The National Right to Work Legal Defense Foundation, an advocacy group, has for years reported that economic trends in RTW states are healthier than in pro-union states. For example, it finds that "earnings and disposable income, adjusted for the cost of living, are highest in low-unionization states." It also finds that "tax-paying families are fleeing forced-unionism states." (The latter point is made in a recent Cato Journal paper, although the author, Ohio University professor Richard Vedder, also wrote that the evidence is "not a rigorous analysis of the relationship between right to work laws and human behavior." Six RTW states have no personal income tax, he notes, which could easily explain their appeal to migrating workers.)
Recently, a new dissenting voice on the relationship between unions and employment has emerged. It comes from a statistician.
In July 2007, Lonnie Stevans, a Hofstra professor who teaches quantitative study methods, was vacationing in Oregon when he picked up a hotel copy of USA Today. The headline, "Unions Try to Hang On as Open Shop Laws Gain Ground," caught his attention. (An "open shop" is a workplace that doesn't require union fees as a condition of employ. An "agency shop" is one that does.)
"After reading the article and living in Oklahoma for a number of years, it did not appear to me that workers were better-off in right-to-work states," says Stevans. "Yet, there were numerous assertions about the superior economic position of these states vis- -vis those with agency shops, so I wanted to see what the empirical evidence was."
Stevans says he found little such evidence, so he gathered studies and data and wrote his own paper, which was published last year in the Review of Law and Economics. Crucial to the process was controlling for state differences that aren't related to RTW laws, he says. For example, many Southern and Western states that have adopted such laws have a lower cost of living, higher rates of farm and service employment and greater population growth than Northern states that haven't adopted them, which can affect economic indicators.
After controlling for such differences, Stevans found that RTW states had lower per-capita income for workers, but higher income for business owners, than non-RTW states.
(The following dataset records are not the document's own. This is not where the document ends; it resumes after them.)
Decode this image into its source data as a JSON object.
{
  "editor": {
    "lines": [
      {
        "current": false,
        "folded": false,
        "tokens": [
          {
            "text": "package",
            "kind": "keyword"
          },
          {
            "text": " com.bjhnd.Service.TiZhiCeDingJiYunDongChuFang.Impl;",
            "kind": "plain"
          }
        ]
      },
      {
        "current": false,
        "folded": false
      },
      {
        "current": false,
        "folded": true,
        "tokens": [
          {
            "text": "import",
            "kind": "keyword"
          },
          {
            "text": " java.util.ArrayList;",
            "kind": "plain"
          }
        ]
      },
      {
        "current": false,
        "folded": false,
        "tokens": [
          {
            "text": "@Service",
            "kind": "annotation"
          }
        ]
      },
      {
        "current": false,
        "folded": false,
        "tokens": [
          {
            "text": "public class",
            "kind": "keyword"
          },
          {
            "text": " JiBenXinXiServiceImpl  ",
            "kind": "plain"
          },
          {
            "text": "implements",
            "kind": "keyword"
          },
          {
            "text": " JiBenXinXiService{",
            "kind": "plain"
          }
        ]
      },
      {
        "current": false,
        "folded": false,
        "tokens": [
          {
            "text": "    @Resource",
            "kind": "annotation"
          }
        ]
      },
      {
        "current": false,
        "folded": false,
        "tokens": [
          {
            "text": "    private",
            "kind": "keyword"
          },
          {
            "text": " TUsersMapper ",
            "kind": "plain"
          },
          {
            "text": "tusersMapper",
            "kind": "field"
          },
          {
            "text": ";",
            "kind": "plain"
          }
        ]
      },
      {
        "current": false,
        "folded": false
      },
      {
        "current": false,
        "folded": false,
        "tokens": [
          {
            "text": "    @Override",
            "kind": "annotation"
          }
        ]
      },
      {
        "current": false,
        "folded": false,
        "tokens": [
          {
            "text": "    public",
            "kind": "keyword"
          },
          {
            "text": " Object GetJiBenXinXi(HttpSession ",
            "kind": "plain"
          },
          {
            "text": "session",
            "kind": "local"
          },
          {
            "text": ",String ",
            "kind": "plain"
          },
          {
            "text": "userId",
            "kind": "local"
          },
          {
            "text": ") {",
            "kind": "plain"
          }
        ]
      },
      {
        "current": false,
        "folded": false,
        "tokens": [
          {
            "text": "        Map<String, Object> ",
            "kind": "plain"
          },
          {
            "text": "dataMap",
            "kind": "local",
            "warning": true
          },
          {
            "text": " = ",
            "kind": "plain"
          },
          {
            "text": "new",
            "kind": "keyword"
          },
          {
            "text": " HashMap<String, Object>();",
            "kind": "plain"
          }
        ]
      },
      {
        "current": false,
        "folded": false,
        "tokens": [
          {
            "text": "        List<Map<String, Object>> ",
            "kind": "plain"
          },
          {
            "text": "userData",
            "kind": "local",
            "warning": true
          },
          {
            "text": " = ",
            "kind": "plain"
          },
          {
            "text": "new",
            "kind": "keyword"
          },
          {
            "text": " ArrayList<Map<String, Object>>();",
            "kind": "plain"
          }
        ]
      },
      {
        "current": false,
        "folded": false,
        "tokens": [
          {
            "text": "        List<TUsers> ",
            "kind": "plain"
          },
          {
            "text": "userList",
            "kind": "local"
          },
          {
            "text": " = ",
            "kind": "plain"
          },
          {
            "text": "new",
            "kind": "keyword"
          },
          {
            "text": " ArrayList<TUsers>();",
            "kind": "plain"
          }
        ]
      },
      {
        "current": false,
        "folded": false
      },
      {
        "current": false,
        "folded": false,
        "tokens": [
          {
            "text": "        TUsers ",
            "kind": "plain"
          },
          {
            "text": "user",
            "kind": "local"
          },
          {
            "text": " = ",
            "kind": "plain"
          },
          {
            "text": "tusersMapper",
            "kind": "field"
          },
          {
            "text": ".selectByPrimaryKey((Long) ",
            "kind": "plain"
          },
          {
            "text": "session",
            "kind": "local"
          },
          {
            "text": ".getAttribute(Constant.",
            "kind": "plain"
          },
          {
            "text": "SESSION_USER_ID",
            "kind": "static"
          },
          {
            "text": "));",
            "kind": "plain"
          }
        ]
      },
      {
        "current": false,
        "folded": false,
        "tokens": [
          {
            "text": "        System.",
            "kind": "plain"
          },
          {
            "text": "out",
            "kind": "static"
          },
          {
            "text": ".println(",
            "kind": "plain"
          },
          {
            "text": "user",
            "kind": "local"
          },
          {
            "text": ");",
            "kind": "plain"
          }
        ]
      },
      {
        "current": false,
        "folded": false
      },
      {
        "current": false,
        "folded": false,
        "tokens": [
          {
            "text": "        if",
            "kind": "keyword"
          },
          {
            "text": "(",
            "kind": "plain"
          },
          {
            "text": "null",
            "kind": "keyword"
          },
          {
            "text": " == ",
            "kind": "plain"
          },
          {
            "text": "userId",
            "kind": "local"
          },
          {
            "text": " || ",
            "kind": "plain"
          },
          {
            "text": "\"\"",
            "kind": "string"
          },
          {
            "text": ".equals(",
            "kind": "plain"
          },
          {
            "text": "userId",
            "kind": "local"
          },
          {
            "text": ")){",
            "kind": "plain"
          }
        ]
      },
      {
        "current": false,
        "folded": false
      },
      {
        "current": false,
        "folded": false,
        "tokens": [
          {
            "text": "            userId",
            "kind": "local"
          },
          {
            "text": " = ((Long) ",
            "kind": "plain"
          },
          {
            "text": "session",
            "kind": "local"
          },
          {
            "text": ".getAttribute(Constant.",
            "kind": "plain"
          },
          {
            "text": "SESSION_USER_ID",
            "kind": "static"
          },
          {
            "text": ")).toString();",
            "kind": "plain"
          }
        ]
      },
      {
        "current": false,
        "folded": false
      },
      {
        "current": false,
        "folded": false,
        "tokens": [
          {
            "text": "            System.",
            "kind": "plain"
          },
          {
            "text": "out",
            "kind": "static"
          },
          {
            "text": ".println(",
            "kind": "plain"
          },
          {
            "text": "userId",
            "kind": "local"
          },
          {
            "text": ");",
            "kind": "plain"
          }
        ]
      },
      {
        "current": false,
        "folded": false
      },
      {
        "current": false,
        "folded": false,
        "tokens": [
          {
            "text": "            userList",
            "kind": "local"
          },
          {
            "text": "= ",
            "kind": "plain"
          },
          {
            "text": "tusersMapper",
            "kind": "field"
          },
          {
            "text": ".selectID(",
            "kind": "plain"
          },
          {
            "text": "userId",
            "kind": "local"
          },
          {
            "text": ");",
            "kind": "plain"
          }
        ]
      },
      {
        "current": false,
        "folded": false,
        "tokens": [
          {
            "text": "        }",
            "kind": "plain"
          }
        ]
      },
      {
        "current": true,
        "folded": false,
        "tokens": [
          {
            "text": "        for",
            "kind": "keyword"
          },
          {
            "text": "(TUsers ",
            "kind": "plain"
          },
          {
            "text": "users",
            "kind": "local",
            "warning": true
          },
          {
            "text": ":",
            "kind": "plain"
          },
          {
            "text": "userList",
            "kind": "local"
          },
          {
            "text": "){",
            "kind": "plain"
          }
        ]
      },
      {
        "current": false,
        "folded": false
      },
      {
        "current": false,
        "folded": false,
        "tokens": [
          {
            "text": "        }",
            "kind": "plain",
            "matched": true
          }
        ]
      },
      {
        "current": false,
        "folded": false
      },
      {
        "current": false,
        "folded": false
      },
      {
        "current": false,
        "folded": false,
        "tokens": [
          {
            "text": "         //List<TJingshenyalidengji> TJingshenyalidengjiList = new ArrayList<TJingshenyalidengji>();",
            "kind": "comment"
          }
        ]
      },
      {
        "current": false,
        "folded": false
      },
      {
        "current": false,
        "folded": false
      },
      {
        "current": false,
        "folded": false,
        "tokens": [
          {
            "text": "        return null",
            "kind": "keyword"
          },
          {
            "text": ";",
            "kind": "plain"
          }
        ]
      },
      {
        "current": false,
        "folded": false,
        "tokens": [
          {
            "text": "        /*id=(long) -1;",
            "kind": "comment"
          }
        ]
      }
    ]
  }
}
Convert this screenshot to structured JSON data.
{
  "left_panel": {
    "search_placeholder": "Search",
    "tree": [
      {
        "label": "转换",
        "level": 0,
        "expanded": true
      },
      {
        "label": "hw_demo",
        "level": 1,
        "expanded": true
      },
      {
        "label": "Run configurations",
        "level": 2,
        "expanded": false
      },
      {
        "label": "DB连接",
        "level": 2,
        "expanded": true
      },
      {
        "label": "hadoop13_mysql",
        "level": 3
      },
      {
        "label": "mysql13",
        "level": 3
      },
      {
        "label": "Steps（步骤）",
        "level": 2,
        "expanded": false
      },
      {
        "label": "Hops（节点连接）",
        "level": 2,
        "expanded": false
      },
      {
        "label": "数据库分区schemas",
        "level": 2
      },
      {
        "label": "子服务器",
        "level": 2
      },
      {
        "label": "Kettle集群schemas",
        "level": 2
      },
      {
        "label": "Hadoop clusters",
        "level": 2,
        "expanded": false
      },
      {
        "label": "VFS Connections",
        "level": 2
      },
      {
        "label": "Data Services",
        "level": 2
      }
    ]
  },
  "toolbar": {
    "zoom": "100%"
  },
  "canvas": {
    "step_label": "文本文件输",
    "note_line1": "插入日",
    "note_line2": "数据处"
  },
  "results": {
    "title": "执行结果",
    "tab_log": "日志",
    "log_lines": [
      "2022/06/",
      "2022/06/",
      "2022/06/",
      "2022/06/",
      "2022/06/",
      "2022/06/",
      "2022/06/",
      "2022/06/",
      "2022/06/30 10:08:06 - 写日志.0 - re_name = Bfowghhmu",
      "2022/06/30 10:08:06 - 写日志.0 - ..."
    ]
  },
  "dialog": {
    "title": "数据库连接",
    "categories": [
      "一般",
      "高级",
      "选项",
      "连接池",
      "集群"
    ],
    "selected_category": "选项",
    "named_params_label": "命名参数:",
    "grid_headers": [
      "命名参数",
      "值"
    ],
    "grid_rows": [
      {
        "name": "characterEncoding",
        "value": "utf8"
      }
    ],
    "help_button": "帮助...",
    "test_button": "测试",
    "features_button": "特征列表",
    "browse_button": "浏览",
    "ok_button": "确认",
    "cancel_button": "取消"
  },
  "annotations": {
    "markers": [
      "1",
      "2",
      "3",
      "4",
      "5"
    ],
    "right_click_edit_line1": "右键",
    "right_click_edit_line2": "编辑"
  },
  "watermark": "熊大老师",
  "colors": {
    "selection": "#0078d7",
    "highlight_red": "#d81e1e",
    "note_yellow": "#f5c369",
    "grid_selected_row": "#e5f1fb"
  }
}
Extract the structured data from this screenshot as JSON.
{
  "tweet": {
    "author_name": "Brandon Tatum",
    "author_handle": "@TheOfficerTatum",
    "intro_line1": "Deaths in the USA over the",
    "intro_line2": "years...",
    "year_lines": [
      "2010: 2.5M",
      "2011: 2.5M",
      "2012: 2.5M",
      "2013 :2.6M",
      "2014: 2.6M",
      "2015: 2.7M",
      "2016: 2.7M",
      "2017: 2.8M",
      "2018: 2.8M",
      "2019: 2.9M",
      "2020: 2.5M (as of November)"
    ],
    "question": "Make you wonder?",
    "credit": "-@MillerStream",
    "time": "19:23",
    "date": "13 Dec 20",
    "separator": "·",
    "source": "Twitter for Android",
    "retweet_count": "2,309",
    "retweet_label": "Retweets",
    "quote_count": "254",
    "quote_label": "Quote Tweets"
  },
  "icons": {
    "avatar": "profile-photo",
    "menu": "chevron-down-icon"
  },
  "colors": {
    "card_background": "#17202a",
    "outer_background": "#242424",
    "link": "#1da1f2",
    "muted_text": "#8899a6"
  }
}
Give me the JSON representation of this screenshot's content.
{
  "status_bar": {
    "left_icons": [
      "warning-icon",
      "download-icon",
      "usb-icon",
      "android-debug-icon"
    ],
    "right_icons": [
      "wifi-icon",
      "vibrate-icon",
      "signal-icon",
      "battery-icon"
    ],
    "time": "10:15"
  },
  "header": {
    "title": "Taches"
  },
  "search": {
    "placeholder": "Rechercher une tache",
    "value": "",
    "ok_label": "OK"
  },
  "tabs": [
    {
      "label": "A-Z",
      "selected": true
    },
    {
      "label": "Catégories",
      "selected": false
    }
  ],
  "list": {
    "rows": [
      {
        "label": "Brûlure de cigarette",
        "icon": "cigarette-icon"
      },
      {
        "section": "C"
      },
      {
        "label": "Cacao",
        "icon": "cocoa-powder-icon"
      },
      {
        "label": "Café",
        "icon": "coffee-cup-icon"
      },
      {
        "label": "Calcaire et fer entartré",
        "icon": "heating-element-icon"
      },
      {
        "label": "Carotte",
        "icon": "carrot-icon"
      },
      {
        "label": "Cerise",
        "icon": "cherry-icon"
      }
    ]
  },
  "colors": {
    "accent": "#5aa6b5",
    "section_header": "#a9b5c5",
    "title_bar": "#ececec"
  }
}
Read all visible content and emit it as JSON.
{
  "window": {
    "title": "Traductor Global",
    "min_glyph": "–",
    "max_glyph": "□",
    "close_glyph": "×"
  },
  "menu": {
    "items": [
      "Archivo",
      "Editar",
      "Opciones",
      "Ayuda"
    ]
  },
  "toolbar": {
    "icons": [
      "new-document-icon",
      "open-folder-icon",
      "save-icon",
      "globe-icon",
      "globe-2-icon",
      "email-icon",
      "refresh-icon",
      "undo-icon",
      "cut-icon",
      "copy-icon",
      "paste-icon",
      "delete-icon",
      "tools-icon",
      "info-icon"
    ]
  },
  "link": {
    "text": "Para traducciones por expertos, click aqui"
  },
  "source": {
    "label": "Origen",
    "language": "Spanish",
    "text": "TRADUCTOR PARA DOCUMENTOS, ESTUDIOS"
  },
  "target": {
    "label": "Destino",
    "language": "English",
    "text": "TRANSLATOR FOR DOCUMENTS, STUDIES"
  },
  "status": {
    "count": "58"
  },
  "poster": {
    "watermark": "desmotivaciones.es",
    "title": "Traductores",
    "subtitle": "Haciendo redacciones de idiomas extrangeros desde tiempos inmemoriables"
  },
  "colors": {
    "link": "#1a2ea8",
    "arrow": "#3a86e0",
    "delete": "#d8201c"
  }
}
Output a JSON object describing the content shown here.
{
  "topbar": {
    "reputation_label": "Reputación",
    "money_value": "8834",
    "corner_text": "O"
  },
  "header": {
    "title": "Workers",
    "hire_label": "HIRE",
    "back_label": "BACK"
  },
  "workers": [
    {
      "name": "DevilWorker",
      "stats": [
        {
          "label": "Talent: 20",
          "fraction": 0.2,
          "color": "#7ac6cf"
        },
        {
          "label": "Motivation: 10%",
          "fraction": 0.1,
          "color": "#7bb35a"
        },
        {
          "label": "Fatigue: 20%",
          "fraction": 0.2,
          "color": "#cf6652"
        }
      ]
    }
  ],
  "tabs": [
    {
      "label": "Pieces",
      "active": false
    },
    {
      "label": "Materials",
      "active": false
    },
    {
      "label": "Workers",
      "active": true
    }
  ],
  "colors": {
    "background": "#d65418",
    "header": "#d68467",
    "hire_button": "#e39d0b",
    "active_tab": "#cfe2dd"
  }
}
He found that RTW states also had fewer business bankruptcies. He found no link between RTW legislation and either capital formation or rates of employment.
According to Stevans, there's little evidence of a "trickle down" of benefits in RTW states from business owners to workers.
So how is it that higher labor costs associated with unions in some states haven't reduced their employment, all else held equal? One possible explanation is that workers with higher pay spend more within the local economy, supporting employment nearby, Stevans says.
Asked for comment, a spokesman for the National Right to Work Foundation said the group would need time to examine Stevans's research, but that he didn't see anything that contradicts the group's statements. "Our argument doesn't rest on the financial benefits of workers being able to decide whether to pay fees to a union," he says. "Ultimately, it's a matter of liberty, not economics."